• TASK GOAL
Please write out the records exactly.

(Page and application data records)
---

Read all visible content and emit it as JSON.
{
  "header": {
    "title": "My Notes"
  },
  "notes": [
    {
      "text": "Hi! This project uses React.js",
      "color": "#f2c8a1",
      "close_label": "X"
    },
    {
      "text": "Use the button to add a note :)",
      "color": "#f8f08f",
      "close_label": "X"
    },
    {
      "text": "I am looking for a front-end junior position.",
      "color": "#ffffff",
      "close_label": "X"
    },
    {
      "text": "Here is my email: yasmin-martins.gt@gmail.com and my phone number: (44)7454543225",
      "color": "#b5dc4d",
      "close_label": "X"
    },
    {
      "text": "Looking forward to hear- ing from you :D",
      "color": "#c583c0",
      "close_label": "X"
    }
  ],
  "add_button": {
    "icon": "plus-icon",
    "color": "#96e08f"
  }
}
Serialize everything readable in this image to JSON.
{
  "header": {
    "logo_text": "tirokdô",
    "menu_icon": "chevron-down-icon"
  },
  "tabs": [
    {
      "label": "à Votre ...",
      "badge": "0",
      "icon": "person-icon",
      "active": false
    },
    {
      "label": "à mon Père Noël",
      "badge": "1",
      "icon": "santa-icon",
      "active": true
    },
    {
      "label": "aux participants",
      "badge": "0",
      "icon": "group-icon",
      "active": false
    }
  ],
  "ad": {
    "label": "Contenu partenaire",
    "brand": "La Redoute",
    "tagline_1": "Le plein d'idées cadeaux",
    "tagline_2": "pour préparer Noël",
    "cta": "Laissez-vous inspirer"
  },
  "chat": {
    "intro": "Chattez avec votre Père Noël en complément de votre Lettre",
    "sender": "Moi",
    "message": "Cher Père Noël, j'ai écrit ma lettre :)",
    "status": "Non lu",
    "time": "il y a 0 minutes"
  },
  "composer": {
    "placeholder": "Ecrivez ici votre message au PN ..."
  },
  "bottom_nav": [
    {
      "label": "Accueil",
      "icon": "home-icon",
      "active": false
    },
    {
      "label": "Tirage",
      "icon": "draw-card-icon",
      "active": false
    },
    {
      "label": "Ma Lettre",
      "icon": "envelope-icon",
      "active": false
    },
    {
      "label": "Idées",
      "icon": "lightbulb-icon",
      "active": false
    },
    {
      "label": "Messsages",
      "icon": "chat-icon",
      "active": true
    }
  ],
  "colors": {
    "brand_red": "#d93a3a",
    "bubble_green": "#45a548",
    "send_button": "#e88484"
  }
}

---

• SOLVED PROBLEM
Read all visible content and emit it as JSON.
{
  "header": {
    "title": "My Notes"
  },
  "notes": [
    {
      "text": "Hi! This project uses React.js",
      "color": "#f2c8a1",
      "close_label": "X"
    },
    {
      "text": "Use the button to add a note :)",
      "color": "#f8f08f",
      "close_label": "X"
    },
    {
      "text": "I am looking for a front-end junior position.",
      "color": "#ffffff",
      "close_label": "X"
    },
    {
      "text": "Here is my email: yasmin-martins.gt@gmail.com and my phone number: (44)7454543225",
      "color": "#b5dc4d",
      "close_label": "X"
    },
    {
      "text": "Looking forward to hear- ing from you :D",
      "color": "#c583c0",
      "close_label": "X"
    }
  ],
  "add_button": {
    "icon": "plus-icon",
    "color": "#96e08f"
  }
}
Serialize everything readable in this image to JSON.
{
  "header": {
    "logo_text": "tirokdô",
    "menu_icon": "chevron-down-icon"
  },
  "tabs": [
    {
      "label": "à Votre ...",
      "badge": "0",
      "icon": "person-icon",
      "active": false
    },
    {
      "label": "à mon Père Noël",
      "badge": "1",
      "icon": "santa-icon",
      "active": true
    },
    {
      "label": "aux participants",
      "badge": "0",
      "icon": "group-icon",
      "active": false
    }
  ],
  "ad": {
    "label": "Contenu partenaire",
    "brand": "La Redoute",
    "tagline_1": "Le plein d'idées cadeaux",
    "tagline_2": "pour préparer Noël",
    "cta": "Laissez-vous inspirer"
  },
  "chat": {
    "intro": "Chattez avec votre Père Noël en complément de votre Lettre",
    "sender": "Moi",
    "message": "Cher Père Noël, j'ai écrit ma lettre :)",
    "status": "Non lu",
    "time": "il y a 0 minutes"
  },
  "composer": {
    "placeholder": "Ecrivez ici votre message au PN ..."
  },
  "bottom_nav": [
    {
      "label": "Accueil",
      "icon": "home-icon",
      "active": false
    },
    {
      "label": "Tirage",
      "icon": "draw-card-icon",
      "active": false
    },
    {
      "label": "Ma Lettre",
      "icon": "envelope-icon",
      "active": false
    },
    {
      "label": "Idées",
      "icon": "lightbulb-icon",
      "active": false
    },
    {
      "label": "Messsages",
      "icon": "chat-icon",
      "active": true
    }
  ],
  "colors": {
    "brand_red": "#d93a3a",
    "bubble_green": "#45a548",
    "send_button": "#e88484"
  }
}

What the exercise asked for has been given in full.